*** Opening of MATERIAL PROVIDED ***

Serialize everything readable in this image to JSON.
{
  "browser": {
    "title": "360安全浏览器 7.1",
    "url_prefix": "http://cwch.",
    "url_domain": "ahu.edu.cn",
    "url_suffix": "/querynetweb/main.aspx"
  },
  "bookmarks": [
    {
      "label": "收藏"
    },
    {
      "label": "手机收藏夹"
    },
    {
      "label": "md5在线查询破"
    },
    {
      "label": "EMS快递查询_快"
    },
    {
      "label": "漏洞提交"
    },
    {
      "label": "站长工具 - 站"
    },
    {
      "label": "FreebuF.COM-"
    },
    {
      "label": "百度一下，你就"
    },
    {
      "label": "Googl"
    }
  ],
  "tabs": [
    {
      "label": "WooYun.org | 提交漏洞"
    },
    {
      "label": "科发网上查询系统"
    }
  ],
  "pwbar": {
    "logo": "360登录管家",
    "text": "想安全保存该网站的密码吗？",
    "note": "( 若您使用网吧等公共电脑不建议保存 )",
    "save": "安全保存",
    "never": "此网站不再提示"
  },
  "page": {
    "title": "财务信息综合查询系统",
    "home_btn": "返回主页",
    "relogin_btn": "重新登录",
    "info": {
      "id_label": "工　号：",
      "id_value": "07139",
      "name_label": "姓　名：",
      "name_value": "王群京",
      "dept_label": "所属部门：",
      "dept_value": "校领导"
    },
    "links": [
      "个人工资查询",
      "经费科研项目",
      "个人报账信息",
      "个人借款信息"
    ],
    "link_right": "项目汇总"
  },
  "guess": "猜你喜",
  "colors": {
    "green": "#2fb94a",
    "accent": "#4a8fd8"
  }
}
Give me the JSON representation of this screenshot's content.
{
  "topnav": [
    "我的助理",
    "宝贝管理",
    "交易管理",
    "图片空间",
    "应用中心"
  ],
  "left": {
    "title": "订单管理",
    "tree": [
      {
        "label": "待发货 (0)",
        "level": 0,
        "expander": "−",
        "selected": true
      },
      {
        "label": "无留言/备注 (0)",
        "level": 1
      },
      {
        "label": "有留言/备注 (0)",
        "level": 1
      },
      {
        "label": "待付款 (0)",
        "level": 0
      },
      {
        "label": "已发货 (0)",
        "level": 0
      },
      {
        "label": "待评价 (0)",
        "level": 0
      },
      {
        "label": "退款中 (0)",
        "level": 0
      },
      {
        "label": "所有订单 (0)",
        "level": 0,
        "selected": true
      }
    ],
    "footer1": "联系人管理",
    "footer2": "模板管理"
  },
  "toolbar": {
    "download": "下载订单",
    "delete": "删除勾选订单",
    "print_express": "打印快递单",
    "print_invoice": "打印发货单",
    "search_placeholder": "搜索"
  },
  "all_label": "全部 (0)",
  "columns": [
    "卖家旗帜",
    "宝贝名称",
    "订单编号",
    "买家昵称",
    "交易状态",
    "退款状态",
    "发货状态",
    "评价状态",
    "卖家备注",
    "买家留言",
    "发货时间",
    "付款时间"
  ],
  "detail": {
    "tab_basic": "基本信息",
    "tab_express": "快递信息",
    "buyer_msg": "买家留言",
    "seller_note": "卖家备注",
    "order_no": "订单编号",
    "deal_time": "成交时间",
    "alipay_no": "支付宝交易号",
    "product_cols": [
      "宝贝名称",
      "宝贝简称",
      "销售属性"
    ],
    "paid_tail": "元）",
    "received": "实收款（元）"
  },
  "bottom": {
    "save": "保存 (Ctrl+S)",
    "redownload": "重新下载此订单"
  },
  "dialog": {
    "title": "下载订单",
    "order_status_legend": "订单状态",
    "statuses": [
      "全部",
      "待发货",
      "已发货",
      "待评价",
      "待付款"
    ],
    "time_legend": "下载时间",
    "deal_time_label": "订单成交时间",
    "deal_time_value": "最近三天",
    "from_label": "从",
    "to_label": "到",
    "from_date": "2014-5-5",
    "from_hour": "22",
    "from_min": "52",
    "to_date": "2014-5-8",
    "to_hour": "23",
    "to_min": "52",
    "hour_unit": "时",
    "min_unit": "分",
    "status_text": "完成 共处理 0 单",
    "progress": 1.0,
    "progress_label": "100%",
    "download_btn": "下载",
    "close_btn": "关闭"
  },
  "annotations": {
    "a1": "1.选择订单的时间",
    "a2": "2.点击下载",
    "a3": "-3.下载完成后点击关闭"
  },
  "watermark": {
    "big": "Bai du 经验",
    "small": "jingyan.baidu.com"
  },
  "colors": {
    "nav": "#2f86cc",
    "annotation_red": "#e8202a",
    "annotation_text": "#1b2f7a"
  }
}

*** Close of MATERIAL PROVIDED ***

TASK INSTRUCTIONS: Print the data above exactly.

RESULT OF THIS EXERCISE:
Serialize everything readable in this image to JSON.
{
  "browser": {
    "title": "360安全浏览器 7.1",
    "url_prefix": "http://cwch.",
    "url_domain": "ahu.edu.cn",
    "url_suffix": "/querynetweb/main.aspx"
  },
  "bookmarks": [
    {
      "label": "收藏"
    },
    {
      "label": "手机收藏夹"
    },
    {
      "label": "md5在线查询破"
    },
    {
      "label": "EMS快递查询_快"
    },
    {
      "label": "漏洞提交"
    },
    {
      "label": "站长工具 - 站"
    },
    {
      "label": "FreebuF.COM-"
    },
    {
      "label": "百度一下，你就"
    },
    {
      "label": "Googl"
    }
  ],
  "tabs": [
    {
      "label": "WooYun.org | 提交漏洞"
    },
    {
      "label": "科发网上查询系统"
    }
  ],
  "pwbar": {
    "logo": "360登录管家",
    "text": "想安全保存该网站的密码吗？",
    "note": "( 若您使用网吧等公共电脑不建议保存 )",
    "save": "安全保存",
    "never": "此网站不再提示"
  },
  "page": {
    "title": "财务信息综合查询系统",
    "home_btn": "返回主页",
    "relogin_btn": "重新登录",
    "info": {
      "id_label": "工　号：",
      "id_value": "07139",
      "name_label": "姓　名：",
      "name_value": "王群京",
      "dept_label": "所属部门：",
      "dept_value": "校领导"
    },
    "links": [
      "个人工资查询",
      "经费科研项目",
      "个人报账信息",
      "个人借款信息"
    ],
    "link_right": "项目汇总"
  },
  "guess": "猜你喜",
  "colors": {
    "green": "#2fb94a",
    "accent": "#4a8fd8"
  }
}
Give me the JSON representation of this screenshot's content.
{
  "topnav": [
    "我的助理",
    "宝贝管理",
    "交易管理",
    "图片空间",
    "应用中心"
  ],
  "left": {
    "title": "订单管理",
    "tree": [
      {
        "label": "待发货 (0)",
        "level": 0,
        "expander": "−",
        "selected": true
      },
      {
        "label": "无留言/备注 (0)",
        "level": 1
      },
      {
        "label": "有留言/备注 (0)",
        "level": 1
      },
      {
        "label": "待付款 (0)",
        "level": 0
      },
      {
        "label": "已发货 (0)",
        "level": 0
      },
      {
        "label": "待评价 (0)",
        "level": 0
      },
      {
        "label": "退款中 (0)",
        "level": 0
      },
      {
        "label": "所有订单 (0)",
        "level": 0,
        "selected": true
      }
    ],
    "footer1": "联系人管理",
    "footer2": "模板管理"
  },
  "toolbar": {
    "download": "下载订单",
    "delete": "删除勾选订单",
    "print_express": "打印快递单",
    "print_invoice": "打印发货单",
    "search_placeholder": "搜索"
  },
  "all_label": "全部 (0)",
  "columns": [
    "卖家旗帜",
    "宝贝名称",
    "订单编号",
    "买家昵称",
    "交易状态",
    "退款状态",
    "发货状态",
    "评价状态",
    "卖家备注",
    "买家留言",
    "发货时间",
    "付款时间"
  ],
  "detail": {
    "tab_basic": "基本信息",
    "tab_express": "快递信息",
    "buyer_msg": "买家留言",
    "seller_note": "卖家备注",
    "order_no": "订单编号",
    "deal_time": "成交时间",
    "alipay_no": "支付宝交易号",
    "product_cols": [
      "宝贝名称",
      "宝贝简称",
      "销售属性"
    ],
    "paid_tail": "元）",
    "received": "实收款（元）"
  },
  "bottom": {
    "save": "保存 (Ctrl+S)",
    "redownload": "重新下载此订单"
  },
  "dialog": {
    "title": "下载订单",
    "order_status_legend": "订单状态",
    "statuses": [
      "全部",
      "待发货",
      "已发货",
      "待评价",
      "待付款"
    ],
    "time_legend": "下载时间",
    "deal_time_label": "订单成交时间",
    "deal_time_value": "最近三天",
    "from_label": "从",
    "to_label": "到",
    "from_date": "2014-5-5",
    "from_hour": "22",
    "from_min": "52",
    "to_date": "2014-5-8",
    "to_hour": "23",
    "to_min": "52",
    "hour_unit": "时",
    "min_unit": "分",
    "status_text": "完成 共处理 0 单",
    "progress": 1.0,
    "progress_label": "100%",
    "download_btn": "下载",
    "close_btn": "关闭"
  },
  "annotations": {
    "a1": "1.选择订单的时间",
    "a2": "2.点击下载",
    "a3": "-3.下载完成后点击关闭"
  },
  "watermark": {
    "big": "Bai du 经验",
    "small": "jingyan.baidu.com"
  },
  "colors": {
    "nav": "#2f86cc",
    "annotation_red": "#e8202a",
    "annotation_text": "#1b2f7a"
  }
}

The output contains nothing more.